- One person was found dead in Orange County in a single-car accident linked to the storm, police said without providing details.

But even if Irma devastates South Florida, people aren't likely to move away.

As much as 20 inches of rain was predicted through Wednesday across the Florida peninsula and southeast Georgia, and maximum wind gusts above 100 miles per hour are expected in much of western Florida.

Gov. Rick Scott says the entire west coast of Florida will likely see unsafe affects from storm surge as Hurricane Irma comes ashore Sunday. Emera's Tampa Electric utility reported that 300,000 homes and businesses lost power by Monday morning.

- Strong winds blowing from the northeast pushed water out of shallow parts of bays and harbors in cities like Tampa and Port Charlotte.

The second storm has sustained top wins of 150 miles per hour, according to the Associated Press, and is expected to move west to northwest into the Atlantic Ocean over the next few days, reported CNN.

A Storm Surge Warning is in effect for the South Santee River southward to Jupiter Inlet * Cape Sable northward to the Ochlockonee River, including Tampa Bay.

Homes destroyed: About a dozen homes were hit by trees and destroyed in Hillsborough County, where Tampa is located, according to an initial assessment by county officials.

This includes some 6.5 million Floridians and 500,000 in Georgia. FEMA chief Brock Long said some places won't have electricity for weeks. In Cuba, the storm swamped Havana's iconic seawall, pushing water almost half a kilometer inland.

Cuban officials reported "significant damage", without giving further details, but said there were no confirmed casualties yet, AFP news agency reported.

- Disney World was forced to close, for only the sixth time in its 45-year history. Emergency officials expect tropical storm winds to reach Georgia's coast, where storm surges could be amplified by unusually high tides. The mayor said Monday that residents are urged to stay off roads as crews are in clean-up mode.

More than 15 million people in Florida alone are without power.

In South Carolina, a mandatory evacuation order was issued for eight barrier islands.

One: The amount of times two Category 4 hurricanes have occurred in the same hurricane season.

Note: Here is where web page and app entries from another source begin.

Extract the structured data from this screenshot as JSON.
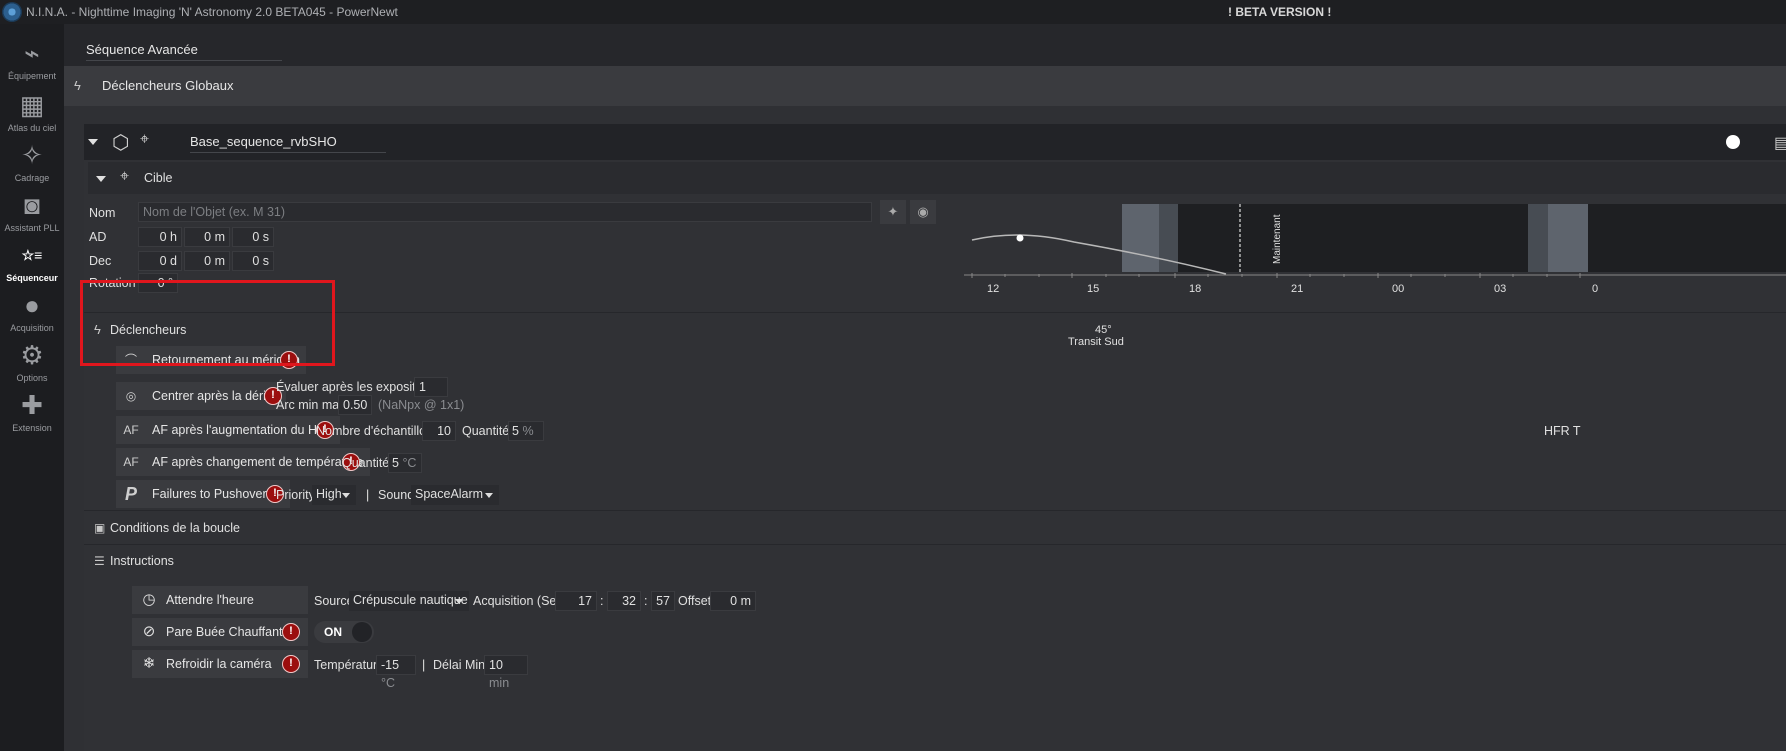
{
  "window": {
    "title": "N.I.N.A. - Nighttime Imaging 'N' Astronomy 2.0 BETA045  -  PowerNewt",
    "beta_banner": "! BETA VERSION !"
  },
  "sidebar": {
    "items": [
      {
        "label": "Équipement",
        "icon": "equipment-icon"
      },
      {
        "label": "Atlas du ciel",
        "icon": "sky-atlas-icon"
      },
      {
        "label": "Cadrage",
        "icon": "framing-icon"
      },
      {
        "label": "Assistant PLL",
        "icon": "polar-alignment-icon"
      },
      {
        "label": "Séquenceur",
        "icon": "sequencer-icon",
        "active": true
      },
      {
        "label": "Acquisition",
        "icon": "imaging-icon"
      },
      {
        "label": "Options",
        "icon": "gears-icon"
      },
      {
        "label": "Extension",
        "icon": "puzzle-icon"
      }
    ]
  },
  "header": {
    "title": "Séquence Avancée",
    "global_triggers": "Déclencheurs Globaux"
  },
  "sequence": {
    "name": "Base_sequence_rvbSHO"
  },
  "target": {
    "section": "Cible",
    "nom_label": "Nom",
    "nom_placeholder": "Nom de l'Objet (ex. M 31)",
    "ad_label": "AD",
    "ad_h": "0 h",
    "ad_m": "0 m",
    "ad_s": "0 s",
    "dec_label": "Dec",
    "dec_d": "0 d",
    "dec_m": "0 m",
    "dec_s": "0 s",
    "rotation_label": "Rotation",
    "rotation": "0 °"
  },
  "altitude_chart": {
    "altitude_label": "45°",
    "transit_label": "Transit Sud",
    "now_label": "Maintenant",
    "x_ticks": [
      "12",
      "15",
      "18",
      "21",
      "00",
      "03",
      "0"
    ]
  },
  "triggers": {
    "section": "Déclencheurs",
    "meridian_flip": "Retournement au méridien",
    "center": {
      "name": "Centrer après la dérive",
      "eval_label": "Évaluer après les expositions",
      "eval_value": "1",
      "arc_label": "Arc min max",
      "arc_value": "0.50",
      "arc_hint": "(NaNpx @ 1x1)"
    },
    "af_hfr": {
      "name": "AF après l'augmentation du HFR",
      "samples_label": "Nombre d'échantillon",
      "samples_value": "10",
      "qty_label": "Quantité",
      "qty_value": "5",
      "qty_unit": "%",
      "right_label": "HFR T"
    },
    "af_temp": {
      "name": "AF après changement de température",
      "qty_label": "Quantité",
      "qty_value": "5",
      "qty_unit": "°C"
    },
    "pushover": {
      "name": "Failures to Pushover",
      "priority_label": "Priority",
      "priority_value": "High",
      "sep": "|",
      "sound_label": "Sound",
      "sound_value": "SpaceAlarm"
    }
  },
  "loop_conditions": "Conditions de la boucle",
  "instructions": {
    "section": "Instructions",
    "wait_time": {
      "name": "Attendre l'heure",
      "source_label": "Source",
      "source_value": "Crépuscule nautique",
      "acq_label": "Acquisition (Sec)",
      "h": "17",
      "colon1": ":",
      "m": "32",
      "colon2": ":",
      "s": "57",
      "offset_label": "Offset",
      "offset_value": "0 m"
    },
    "dew_heater": {
      "name": "Pare Buée Chauffant",
      "toggle": "ON"
    },
    "cool_camera": {
      "name": "Refroidir la caméra",
      "temp_label": "Température",
      "temp_value": "-15",
      "temp_unit": "°C",
      "sep": "|",
      "delay_label": "Délai Min.",
      "delay_value": "10",
      "delay_unit": "min"
    }
  },
  "colors": {
    "warning": "#9b0e0e",
    "highlight": "#e0161d",
    "background": "#2f3034"
  }
}
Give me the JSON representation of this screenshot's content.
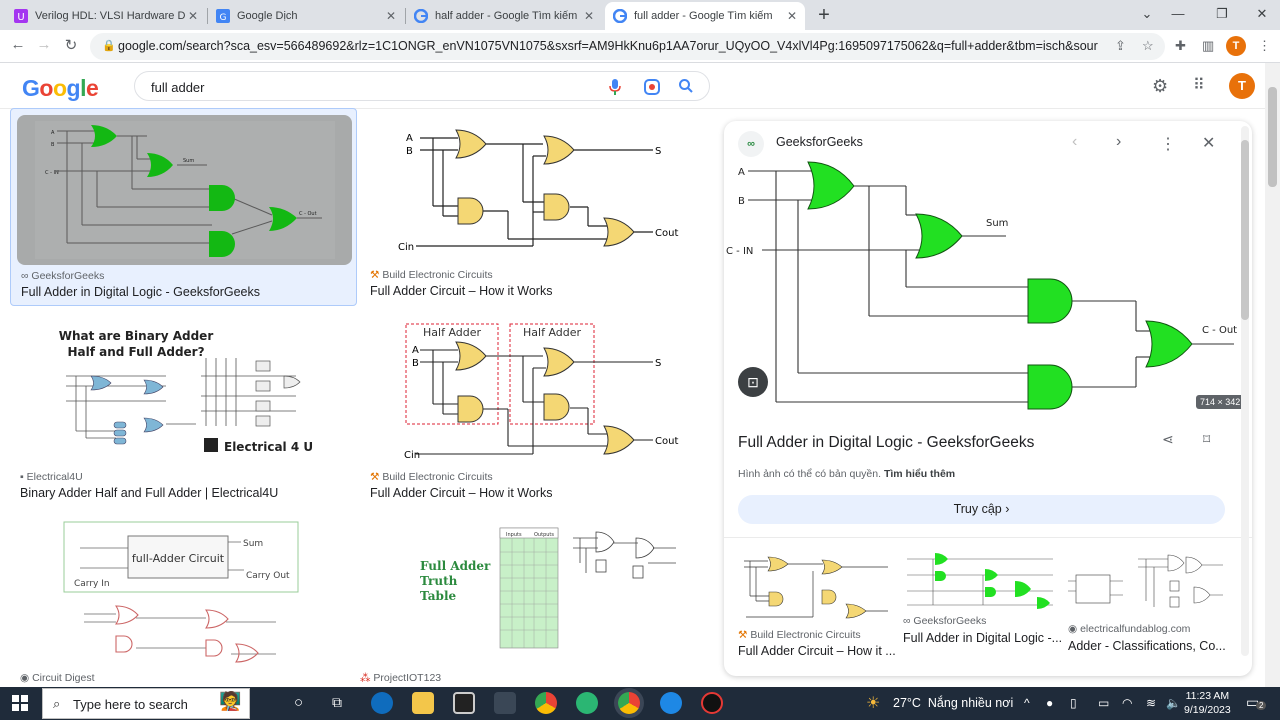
{
  "tabs": [
    {
      "label": "Verilog HDL: VLSI Hardware Des",
      "active": false
    },
    {
      "label": "Google Dịch",
      "active": false
    },
    {
      "label": "half adder - Google Tìm kiếm",
      "active": false
    },
    {
      "label": "full adder - Google Tìm kiếm",
      "active": true
    }
  ],
  "browser": {
    "url": "google.com/search?sca_esv=566489692&rlz=1C1ONGR_enVN1075VN1075&sxsrf=AM9HkKnu6p1AA7orur_UQyOO_V4xlVl4Pg:1695097175062&q=full+adder&tbm=isch&source=lnms&sa=...",
    "profile_initial": "T"
  },
  "google": {
    "logo": "Google",
    "query": "full adder",
    "avatar_initial": "T"
  },
  "results": [
    {
      "source": "GeeksforGeeks",
      "title": "Full Adder in Digital Logic - GeeksforGeeks"
    },
    {
      "source": "Build Electronic Circuits",
      "title": "Full Adder Circuit – How it Works"
    },
    {
      "source": "Electrical4U",
      "title": "Binary Adder Half and Full Adder | Electrical4U"
    },
    {
      "source": "Build Electronic Circuits",
      "title": "Full Adder Circuit – How it Works"
    },
    {
      "source": "Circuit Digest",
      "title": ""
    },
    {
      "source": "ProjectIOT123",
      "title": ""
    }
  ],
  "thumb_text": {
    "sum": "Sum",
    "cout": "C - Out",
    "cin": "C - IN",
    "a": "A",
    "b": "B",
    "s": "S",
    "cin2": "Cin",
    "cout2": "Cout",
    "binary_title_1": "What are Binary Adder",
    "binary_title_2": "Half and Full Adder?",
    "e4u": "Electrical 4 U",
    "half_adder": "Half Adder",
    "full_adder_circuit": "full-Adder Circuit",
    "carry_in": "Carry In",
    "carry_out": "Carry Out",
    "tt_1": "Full Adder",
    "tt_2": "Truth",
    "tt_3": "Table",
    "inputs": "Inputs",
    "outputs": "Outputs"
  },
  "preview": {
    "site": "GeeksforGeeks",
    "title": "Full Adder in Digital Logic - GeeksforGeeks",
    "copyright_note": "Hình ảnh có thể có bản quyền.",
    "learn_more": "Tìm hiểu thêm",
    "visit_label": "Truy cập",
    "dimensions": "714 × 342",
    "diagram": {
      "a": "A",
      "b": "B",
      "cin": "C - IN",
      "sum": "Sum",
      "cout": "C - Out"
    }
  },
  "related": [
    {
      "source": "Build Electronic Circuits",
      "title": "Full Adder Circuit – How it ..."
    },
    {
      "source": "GeeksforGeeks",
      "title": "Full Adder in Digital Logic -..."
    },
    {
      "source": "electricalfundablog.com",
      "title": "Adder - Classifications, Co..."
    }
  ],
  "taskbar": {
    "search_placeholder": "Type here to search",
    "temperature": "27°C",
    "weather": "Nắng nhiều nơi",
    "time": "11:23 AM",
    "date": "9/19/2023",
    "notif_count": "2"
  },
  "colors": {
    "gate_green": "#22e022",
    "gate_yellow": "#f4d774",
    "google_blue": "#4285f4",
    "accent_orange": "#e8710a"
  }
}
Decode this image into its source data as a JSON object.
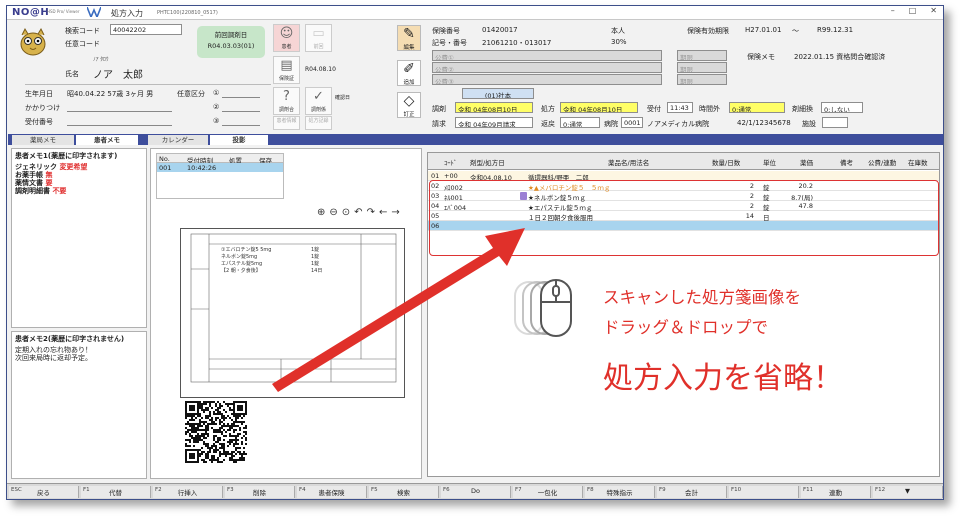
{
  "window": {
    "logo": "NO@H",
    "logo_sub": "HSD Pro/ Viewer",
    "title": "処方入力",
    "screen_id": "PHTC100(220810_0517)",
    "min": "–",
    "max": "□",
    "close": "✕"
  },
  "patient": {
    "exam_code_label": "検索コード",
    "exam_code": "40042202",
    "optional_code_label": "任意コード",
    "kana": "ﾉｱ ﾀﾛｳ",
    "name_label": "氏名",
    "name": "ノア　太郎",
    "birth_label": "生年月日",
    "birth": "昭40.04.22 57歳 3ヶ月 男",
    "category_label": "任意区分",
    "cat1": "①",
    "cat2": "②",
    "cat3": "③",
    "family_label": "かかりつけ",
    "reception_label": "受付番号"
  },
  "prev": {
    "label": "前回調剤日",
    "date": "R04.03.03(01)"
  },
  "side_buttons": {
    "memo": "患者",
    "insurance": "保険証",
    "prev_rx": "前回",
    "prev_rx_date": "R04.08.10",
    "reprint": "調剤合",
    "fee": "調剤係",
    "fee_date": "確認日",
    "patient_edit": "患者情報",
    "record": "処方記録"
  },
  "insurance": {
    "no_label": "保険番号",
    "no": "01420017",
    "type": "本人",
    "symbol_label": "記号・番号",
    "symbol": "21061210・013017",
    "rate": "30%",
    "pub1": "公費①",
    "pub2": "公費②",
    "pub3": "公費③",
    "valid_label": "保険有効期限",
    "valid_from": "H27.01.01",
    "tilde": "～",
    "valid_to": "R99.12.31",
    "period": "期限",
    "memo_label": "保険メモ",
    "memo": "2022.01.15 資格問合確認済"
  },
  "actions": {
    "edit": "編集",
    "add": "追加",
    "revise": "訂正"
  },
  "rx": {
    "tag": "(01)社本",
    "dispense_label": "調剤",
    "dispense_date": "令和 04年08月10日",
    "rx_label": "処方",
    "rx_date": "令和 04年08月10日",
    "reception_label": "受付",
    "time": "11:43",
    "time_slot_label": "時間外",
    "time_slot": "0:通常",
    "split_label": "剤細換",
    "split": "0:しない",
    "bill_label": "請求",
    "bill_month": "令和 04年09月請求",
    "return_label": "返戻",
    "return": "0:通常",
    "hospital_label": "病院",
    "hospital_code": "0001",
    "hospital": "ノアメディカル病院",
    "doctor_code": "42/1/12345678",
    "facility_label": "施設"
  },
  "tabs": [
    "薬局メモ",
    "患者メモ",
    "カレンダー",
    "投影"
  ],
  "memo": {
    "title1": "患者メモ1(薬歴に印字されます)",
    "rows": [
      {
        "k": "ジェネリック",
        "v": "変更希望"
      },
      {
        "k": "お薬手帳",
        "v": "無"
      },
      {
        "k": "薬情文書",
        "v": "要"
      },
      {
        "k": "調剤明細書",
        "v": "不要"
      }
    ],
    "title2": "患者メモ2(薬歴に印字されません)",
    "note1": "定期入れの忘れ物あり！",
    "note2": "次回来局時に返却予定。"
  },
  "history": {
    "headers": [
      "No.",
      "受付時刻",
      "処置",
      "保存"
    ],
    "row": {
      "no": "001",
      "time": "10:42:26"
    }
  },
  "toolbar_icons": [
    "zoom-in",
    "zoom-out",
    "zoom-fit",
    "rotate-left",
    "rotate-right",
    "back",
    "forward"
  ],
  "grid": {
    "headers": [
      "ｺｰﾄﾞ",
      "剤型/処方日",
      "薬品名/用法名",
      "数量/日数",
      "単位",
      "薬価",
      "備考",
      "公費/連動",
      "在庫数"
    ],
    "rows": [
      {
        "no": "01",
        "code": "+00",
        "date": "令和04.08.10",
        "name": "循環器科/野亜　二郎",
        "qty": "",
        "unit": "",
        "price": ""
      },
      {
        "no": "02",
        "code": "ﾒﾛ002",
        "date": "",
        "name": "★▲メバロチン錠５　５ｍｇ",
        "qty": "2",
        "unit": "錠",
        "price": "20.2"
      },
      {
        "no": "03",
        "code": "ﾈﾙ001",
        "date": "",
        "name": "★ネルボン錠５ｍｇ",
        "qty": "2",
        "unit": "錠",
        "price": "8.7(局)"
      },
      {
        "no": "04",
        "code": "ｴﾊﾞ004",
        "date": "",
        "name": "★エパステル錠５ｍｇ",
        "qty": "2",
        "unit": "錠",
        "price": "47.8"
      },
      {
        "no": "05",
        "code": "",
        "date": "",
        "name": "１日２回朝夕食後服用",
        "qty": "14",
        "unit": "日",
        "price": ""
      },
      {
        "no": "06",
        "code": "",
        "date": "",
        "name": "",
        "qty": "",
        "unit": "",
        "price": ""
      }
    ]
  },
  "document": {
    "lines": [
      "①エバロチン錠5 5mg",
      "ネルボン錠5mg",
      "エパステル錠5mg",
      "【2 朝・夕食後】",
      "1錠",
      "1錠",
      "1錠",
      "14日"
    ]
  },
  "overlay": {
    "line1": "スキャンした処方箋画像を",
    "line2": "ドラッグ＆ドロップで",
    "line3": "処方入力を省略！"
  },
  "fkeys": [
    {
      "n": "ESC",
      "l": "戻る"
    },
    {
      "n": "F1",
      "l": "代替"
    },
    {
      "n": "F2",
      "l": "行挿入"
    },
    {
      "n": "F3",
      "l": "削除"
    },
    {
      "n": "F4",
      "l": "患者保険"
    },
    {
      "n": "F5",
      "l": "検索"
    },
    {
      "n": "F6",
      "l": "Do"
    },
    {
      "n": "F7",
      "l": "一包化"
    },
    {
      "n": "F8",
      "l": "特殊指示"
    },
    {
      "n": "F9",
      "l": "会計"
    },
    {
      "n": "F10",
      "l": ""
    },
    {
      "n": "F11",
      "l": "連動"
    },
    {
      "n": "F12",
      "l": "▼"
    }
  ],
  "colors": {
    "accent": "#3e4e9c",
    "overlay_red": "#e0302a",
    "selection": "#a8d4ee",
    "highlight": "#ffff66"
  }
}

U.S. President Donald Trump in a ceremony at the Pentagon to remember the victims of the September 11, 2001, attacks vowed a full response to Irma, as well as continued federal support for victims of Hurricane Harvey, which flooded Texas.

  • Leroy Wright